___ GIVEN DATA ___

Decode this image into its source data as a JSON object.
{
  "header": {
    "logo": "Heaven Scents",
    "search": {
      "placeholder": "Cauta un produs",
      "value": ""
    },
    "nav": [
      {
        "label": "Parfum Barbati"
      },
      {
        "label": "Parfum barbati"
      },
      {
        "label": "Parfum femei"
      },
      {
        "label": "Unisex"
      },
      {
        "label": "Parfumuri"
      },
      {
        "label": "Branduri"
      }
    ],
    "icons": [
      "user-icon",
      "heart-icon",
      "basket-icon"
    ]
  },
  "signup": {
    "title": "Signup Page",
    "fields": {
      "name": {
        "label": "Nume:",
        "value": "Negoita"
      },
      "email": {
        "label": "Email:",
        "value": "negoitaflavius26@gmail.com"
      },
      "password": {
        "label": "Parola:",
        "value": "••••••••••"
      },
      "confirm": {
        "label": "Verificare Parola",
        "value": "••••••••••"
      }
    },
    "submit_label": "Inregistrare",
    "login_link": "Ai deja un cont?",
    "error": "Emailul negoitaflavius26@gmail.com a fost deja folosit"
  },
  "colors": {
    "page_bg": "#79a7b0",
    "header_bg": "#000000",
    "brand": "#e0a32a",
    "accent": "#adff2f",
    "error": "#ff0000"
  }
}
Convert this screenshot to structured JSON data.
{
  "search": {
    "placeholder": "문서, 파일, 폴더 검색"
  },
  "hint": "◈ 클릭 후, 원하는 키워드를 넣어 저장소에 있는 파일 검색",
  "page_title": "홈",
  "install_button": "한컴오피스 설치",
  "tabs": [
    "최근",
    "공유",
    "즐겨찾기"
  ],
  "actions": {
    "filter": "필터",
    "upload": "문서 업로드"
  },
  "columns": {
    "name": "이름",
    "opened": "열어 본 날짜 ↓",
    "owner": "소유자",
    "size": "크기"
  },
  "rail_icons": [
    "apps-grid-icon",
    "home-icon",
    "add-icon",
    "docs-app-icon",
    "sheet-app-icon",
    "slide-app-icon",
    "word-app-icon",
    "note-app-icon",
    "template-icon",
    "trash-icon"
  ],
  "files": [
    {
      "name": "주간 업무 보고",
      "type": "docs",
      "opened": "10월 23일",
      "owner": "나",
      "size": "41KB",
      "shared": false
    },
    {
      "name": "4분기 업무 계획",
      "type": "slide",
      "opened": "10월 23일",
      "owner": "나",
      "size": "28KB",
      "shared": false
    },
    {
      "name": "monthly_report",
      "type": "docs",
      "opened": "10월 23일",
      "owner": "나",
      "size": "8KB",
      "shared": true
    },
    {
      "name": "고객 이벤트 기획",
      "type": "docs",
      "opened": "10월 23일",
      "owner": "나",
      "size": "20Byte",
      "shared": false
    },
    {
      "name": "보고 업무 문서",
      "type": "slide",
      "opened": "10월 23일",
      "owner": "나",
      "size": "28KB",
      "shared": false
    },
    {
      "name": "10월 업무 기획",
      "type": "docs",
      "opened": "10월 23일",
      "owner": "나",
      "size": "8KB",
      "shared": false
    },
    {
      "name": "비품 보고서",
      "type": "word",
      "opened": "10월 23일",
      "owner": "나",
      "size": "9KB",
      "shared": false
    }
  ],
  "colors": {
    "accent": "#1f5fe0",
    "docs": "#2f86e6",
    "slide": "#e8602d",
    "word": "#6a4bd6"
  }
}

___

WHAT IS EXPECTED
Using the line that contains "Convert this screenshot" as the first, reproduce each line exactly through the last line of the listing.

EXERCISE OUTPUT
Convert this screenshot to structured JSON data.
{
  "search": {
    "placeholder": "문서, 파일, 폴더 검색"
  },
  "hint": "◈ 클릭 후, 원하는 키워드를 넣어 저장소에 있는 파일 검색",
  "page_title": "홈",
  "install_button": "한컴오피스 설치",
  "tabs": [
    "최근",
    "공유",
    "즐겨찾기"
  ],
  "actions": {
    "filter": "필터",
    "upload": "문서 업로드"
  },
  "columns": {
    "name": "이름",
    "opened": "열어 본 날짜 ↓",
    "owner": "소유자",
    "size": "크기"
  },
  "rail_icons": [
    "apps-grid-icon",
    "home-icon",
    "add-icon",
    "docs-app-icon",
    "sheet-app-icon",
    "slide-app-icon",
    "word-app-icon",
    "note-app-icon",
    "template-icon",
    "trash-icon"
  ],
  "files": [
    {
      "name": "주간 업무 보고",
      "type": "docs",
      "opened": "10월 23일",
      "owner": "나",
      "size": "41KB",
      "shared": false
    },
    {
      "name": "4분기 업무 계획",
      "type": "slide",
      "opened": "10월 23일",
      "owner": "나",
      "size": "28KB",
      "shared": false
    },
    {
      "name": "monthly_report",
      "type": "docs",
      "opened": "10월 23일",
      "owner": "나",
      "size": "8KB",
      "shared": true
    },
    {
      "name": "고객 이벤트 기획",
      "type": "docs",
      "opened": "10월 23일",
      "owner": "나",
      "size": "20Byte",
      "shared": false
    },
    {
      "name": "보고 업무 문서",
      "type": "slide",
      "opened": "10월 23일",
      "owner": "나",
      "size": "28KB",
      "shared": false
    },
    {
      "name": "10월 업무 기획",
      "type": "docs",
      "opened": "10월 23일",
      "owner": "나",
      "size": "8KB",
      "shared": false
    },
    {
      "name": "비품 보고서",
      "type": "word",
      "opened": "10월 23일",
      "owner": "나",
      "size": "9KB",
      "shared": false
    }
  ],
  "colors": {
    "accent": "#1f5fe0",
    "docs": "#2f86e6",
    "slide": "#e8602d",
    "word": "#6a4bd6"
  }
}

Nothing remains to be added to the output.